Three men accused of carrying out the car bombing that killed journalist Daphne Caruana Galizia could be automatically entitled to bail in just one month’s time.
Brothers Alfred and George Degiorgio, along with Vince Muscat, have spent the last 19 months in and out of court hearing the body of evidence accumulated against them by both local and foreign investigators.
The three men have pleaded not guilty to planting the car bomb that murdered the journalist and rattled the country.
Without an indictment, the presumption of innocence prevents any person from being held against their will for more than 20 months.
Magistrate Claire Stafrace Zammit ruled there was sufficient evidence for a bill of indictment to be issued within three weeks of the men being charged in December 2017.
Europe’s top human rights watchdog has raised the alarm about the narrowing time window for the Attorney General to indict the three men prior to them being automatically entitled to bail.

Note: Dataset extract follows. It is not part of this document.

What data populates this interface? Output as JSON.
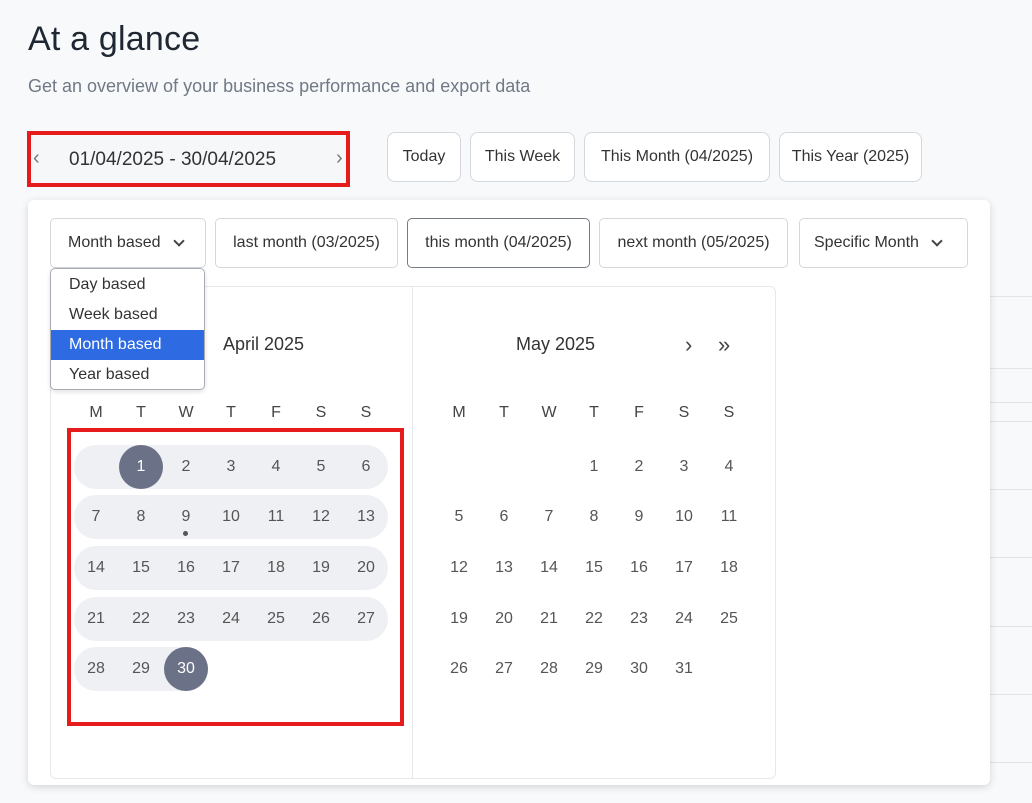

A report by the Council of Europe into the murder investigation flagged how the compilation of evidence against the three men has been dragging on for a year and a half without any sign of an indictment that would see the suspects formally put on trial for the murder.
One source briefed on the process assured that the drafting of the indictment was well under way.
The source would not be drawn into specifying by when the process was expected to be completed.
A legal expert, who preferred to remain unnamed due to the high-profile nature of the case, distinguished between the suspects’ automatic right to bail if the indictment is not filed in time, and them actually being able to roam the streets.
“Sure, a court would automatically have to grant them bail, but it would still be able to stipulate the conditions [for that bail]. The court could easily impose financial conditions that are so restrictive that it would make it impossible for any of the three men to meet them and be able to walk the streets.
“Technically in such a scenario they still would have been granted bail, yet they would be held in custody,” the legal expert said. Even if the indictment is filed within the 20-month window, there would be nothing stopping the suspects from requesting bail again, though their various attempts have been rejected.
Ms Caruana Galizia’s son Matthew said the way the case was proceeding showed how broken Malta’s criminal justice system was. He pointed to three fundamental problems: the police leading the prosecution instead of an independent criminal prosecutor; under-resourced and inefficient courts; and the Attorney General’s “massive conflict of interest”.
On the question of bail, he said the prosecution had taken the 20 months as their deadline, following Parkinson’s law on bureaucracy: work expands to take up the time available.